AHDB collects levies across the UK for the horticulture, potatoes, cereals and dairy sectors.
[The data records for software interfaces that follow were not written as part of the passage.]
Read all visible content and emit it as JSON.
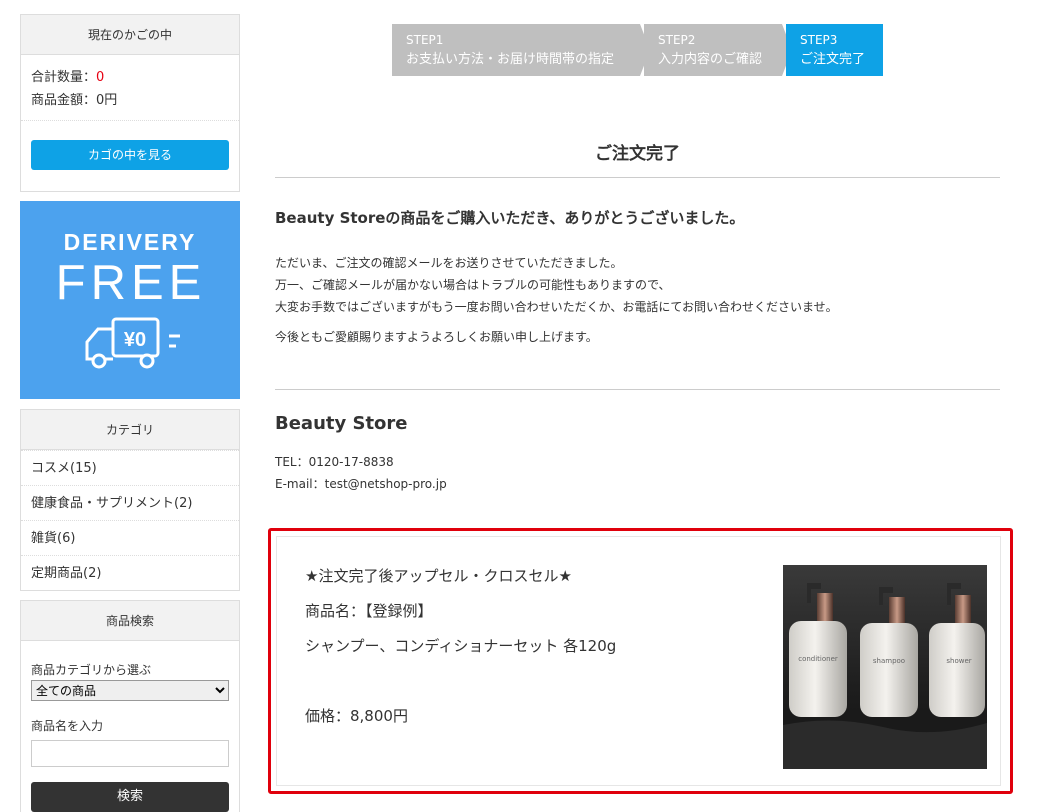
{
  "cart": {
    "header": "現在のかごの中",
    "qty_label": "合計数量：",
    "qty_value": "0",
    "amount_label": "商品金額：",
    "amount_value": "0円",
    "view_button": "カゴの中を見る"
  },
  "banner": {
    "line1": "DERIVERY",
    "line2": "FREE",
    "price_tag": "¥0"
  },
  "categories": {
    "header": "カテゴリ",
    "items": [
      "コスメ(15)",
      "健康食品・サプリメント(2)",
      "雑貨(6)",
      "定期商品(2)"
    ]
  },
  "search": {
    "header": "商品検索",
    "category_label": "商品カテゴリから選ぶ",
    "category_selected": "全ての商品",
    "name_label": "商品名を入力",
    "name_value": "",
    "button": "検索"
  },
  "steps": [
    {
      "num": "STEP1",
      "label": "お支払い方法・お届け時間帯の指定"
    },
    {
      "num": "STEP2",
      "label": "入力内容のご確認"
    },
    {
      "num": "STEP3",
      "label": "ご注文完了"
    }
  ],
  "colors": {
    "accent": "#0ea2e6",
    "step_inactive": "#bfbfbf",
    "banner": "#4ca2ee",
    "highlight": "#e0000c"
  },
  "page": {
    "title": "ご注文完了",
    "thanks": "Beauty Storeの商品をご購入いただき、ありがとうございました。",
    "message_lines": [
      "ただいま、ご注文の確認メールをお送りさせていただきました。",
      "万一、ご確認メールが届かない場合はトラブルの可能性もありますので、",
      "大変お手数ではございますがもう一度お問い合わせいただくか、お電話にてお問い合わせくださいませ。"
    ],
    "message2": "今後ともご愛顧賜りますようよろしくお願い申し上げます。"
  },
  "store": {
    "name": "Beauty Store",
    "tel": "TEL：0120-17-8838",
    "email": "E-mail：test@netshop-pro.jp"
  },
  "upsell": {
    "heading": "★注文完了後アップセル・クロスセル★",
    "product_name": "商品名：【登録例】",
    "description": "シャンプー、コンディショナーセット 各120g",
    "price": "価格：8,800円",
    "bottle_labels": [
      "conditioner",
      "shampoo",
      "shower"
    ]
  }
}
It also collects levies in England for beef, sheep and pigs – these levies are collected by Quality Meat Scotland in Scotland and Meat Promotion Wales/Hybu Cig Cymru (HCC) in Wales.
The organisation is set to lose its income from the horticulture and potatoes sectors following votes on their continuation, which resulted in the majority of growers voting to stop paying a statutory levy.
The National Sheep Association (NSA) is now calling for a “restructure in the governance of AHDB” to protect its sheep levy function in the future.
“NSA is a strong supporter of the Agriculture and Horticulture Development Board Beef and Lamb and would not want to see the end of the statutory levy in the sheep sector, however it is absolutely critical that AHDB is seen to listen to levy payers,” said NSA chief executive, Phil Stocker.
“I would suggest that now is the time for a restructure in the governance of AHDB to ensure that the relationship and links between the customer and the service provider are as closely aligned as possible.”
He added: “When the time comes around for a ballot on the sheep levy, I do not want to see a situation where our investment in our sector is put at risk, and we need to be taking action now to ensure the majority of our levy payers feel they are being listened to and worked for.”
AHDB chief marketing and communications officer, Christine Watt, said the levy body was heartened to receive support from NSA.
She said collaborative working with levy payers was something AHDB needed to embrace and added: “We committed to this at the end of 2020 and are recruiting more levy payers to the main board, and looking to redesign future sector board structures, with the help of levy payers to be better able to face together challenges and opportunities for British farming.
“Getting farmer, processor and industry input into what work we deliver and what levy rates are needed is crucial for the future.”